by Rebecca O'Dwyer
I was talking to a gentleman at a party on the weekend who has just retired from a 35 year stint in a government agency. He worked his way up the ranks and, when I asked him if he enjoyed his job, he replied ‘I did to begin with but, by the time I left, it had become stressful, and totally unsatisfying.’ When probed, he explained that he had become bored with the repetitive nature of the role and that new projects just didn’t hold any interest for him as they once used to. My Father was party to the conversation, a retired farmer who left school at 15 to join the family business and officially retires this week – aged 72.
I shared with our new friend, light-heartedly, that I enjoyed variety in my working life and had already had a number of different careers, and I was still in my fourth decade! My Father was so irritated, he literally couldn’t stand there and listen to me sharing an overview of my chequered work history to date, and walked away from the discussion – but not before showing me his anger and judgement.
The rate I changed jobs was a standing joke at my Parents dinner parties when I was in my early twenties, and they still constantly tell me about their friends children and how successful they are. “So and so’s daughter is a real high-flyer, you know, she has just been flown to America with her job, first class, all expenses paid . . . John and Jane’s children are ALL successful . . . .” followed by a lengthy session of them trying to remember their exact job titles and which corporate giant they work for. In fact, they had been doing this in the car on the way to the party that night, but the episode with Dad later in the evening was totally different. I have never before seen so clearly how ashamed he is of my seeming inability to hold down a professional job.
It seems we are born with a desire to please our parents. As young children, if we displease them and they reject us from the family it becomes a life and death situation because we rely on them for our every need – we are hard-wired for survival. This fear of disappointing our parents can continue into adulthood.
This particular experience left me wondering what defines success and if it can be a case of generational and cultural difference.
When my Father grew up, success was partly defined by your commitment to stay in a job, and it was expected that you would choose a vocation and stay in this role, preferably with the same company, for your entire working life. This, in addition to remaining solvent and owning your own home, seemed to form the main part of being successful. If you were a very high earner, or had an impressive job title, you were VERY successful.
I haven’t even come close to fulfilling his criteria but, interestingly, I actually feel very successful. I am entrepreneurial and earn my living from a few different income sources; I really enjoy everything that I do and feel that my work is of benefit in our world; I feel very abundant in all areas of my life even though others may not be impressed by my home or the car I drive; I married a man I love fiercely and we have a great relationship; and, I have a wonderful group of supportive friends around me.
I also feel that all the different jobs I’ve had and everything I have learnt over the years has made me the person I am today – there are no mistakes. I didn’t fail in any of my careers, I simply moved on to something that suited me better, because life is a journey of discovery.
It seems to me that there are many different definitions for ‘success’ and the important thing is that we define it for ourselves and live by that.

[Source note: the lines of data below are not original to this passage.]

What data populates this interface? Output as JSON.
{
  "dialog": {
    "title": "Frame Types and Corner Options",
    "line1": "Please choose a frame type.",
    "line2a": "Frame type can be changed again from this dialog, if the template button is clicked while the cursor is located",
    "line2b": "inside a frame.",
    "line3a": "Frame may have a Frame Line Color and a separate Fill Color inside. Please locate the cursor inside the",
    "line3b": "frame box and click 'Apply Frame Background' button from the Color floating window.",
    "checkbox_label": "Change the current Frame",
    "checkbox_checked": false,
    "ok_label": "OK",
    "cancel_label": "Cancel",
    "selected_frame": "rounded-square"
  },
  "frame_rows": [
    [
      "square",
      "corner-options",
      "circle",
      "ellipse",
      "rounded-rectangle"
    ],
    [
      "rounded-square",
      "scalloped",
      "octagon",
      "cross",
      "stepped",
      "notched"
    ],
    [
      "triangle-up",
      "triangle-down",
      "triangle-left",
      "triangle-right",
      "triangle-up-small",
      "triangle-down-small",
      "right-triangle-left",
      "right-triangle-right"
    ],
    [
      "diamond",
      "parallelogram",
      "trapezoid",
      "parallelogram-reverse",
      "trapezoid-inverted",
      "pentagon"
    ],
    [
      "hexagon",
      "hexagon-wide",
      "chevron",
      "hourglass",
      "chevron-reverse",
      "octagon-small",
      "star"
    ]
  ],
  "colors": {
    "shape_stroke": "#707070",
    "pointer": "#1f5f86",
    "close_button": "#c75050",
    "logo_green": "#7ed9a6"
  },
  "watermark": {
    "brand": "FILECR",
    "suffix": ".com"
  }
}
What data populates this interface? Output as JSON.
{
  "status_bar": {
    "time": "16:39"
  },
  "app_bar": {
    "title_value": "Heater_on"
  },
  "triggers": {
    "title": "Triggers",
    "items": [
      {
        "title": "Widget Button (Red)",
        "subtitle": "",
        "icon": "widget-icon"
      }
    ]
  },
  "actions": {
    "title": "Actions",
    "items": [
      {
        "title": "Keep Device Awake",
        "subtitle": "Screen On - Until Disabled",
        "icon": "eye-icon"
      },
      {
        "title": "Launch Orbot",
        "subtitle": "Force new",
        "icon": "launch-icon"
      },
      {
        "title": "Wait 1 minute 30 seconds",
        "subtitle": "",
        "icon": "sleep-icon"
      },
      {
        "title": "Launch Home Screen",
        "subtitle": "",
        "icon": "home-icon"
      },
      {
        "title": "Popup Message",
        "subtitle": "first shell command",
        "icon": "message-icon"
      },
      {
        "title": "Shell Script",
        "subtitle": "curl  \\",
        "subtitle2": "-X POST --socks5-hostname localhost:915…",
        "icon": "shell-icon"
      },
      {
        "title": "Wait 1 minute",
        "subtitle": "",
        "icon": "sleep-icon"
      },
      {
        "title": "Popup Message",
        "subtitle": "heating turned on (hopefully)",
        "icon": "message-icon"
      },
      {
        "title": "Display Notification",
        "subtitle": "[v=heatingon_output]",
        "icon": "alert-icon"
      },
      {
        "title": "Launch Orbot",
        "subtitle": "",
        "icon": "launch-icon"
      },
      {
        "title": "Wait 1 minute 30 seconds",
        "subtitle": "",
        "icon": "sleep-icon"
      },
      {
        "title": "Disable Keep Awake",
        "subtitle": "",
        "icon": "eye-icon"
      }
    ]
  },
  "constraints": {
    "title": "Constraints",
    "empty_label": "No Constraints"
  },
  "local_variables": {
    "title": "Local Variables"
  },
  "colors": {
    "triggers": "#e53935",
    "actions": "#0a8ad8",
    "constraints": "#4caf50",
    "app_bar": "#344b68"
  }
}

What do you want from your life? How does success look and feel for YOU? Get really clear that your desires are actually yours, rather than goals that your parents wanted for you, because otherwise you may just try all your life to achieve their version of success and find that it leaves you cold . . . . .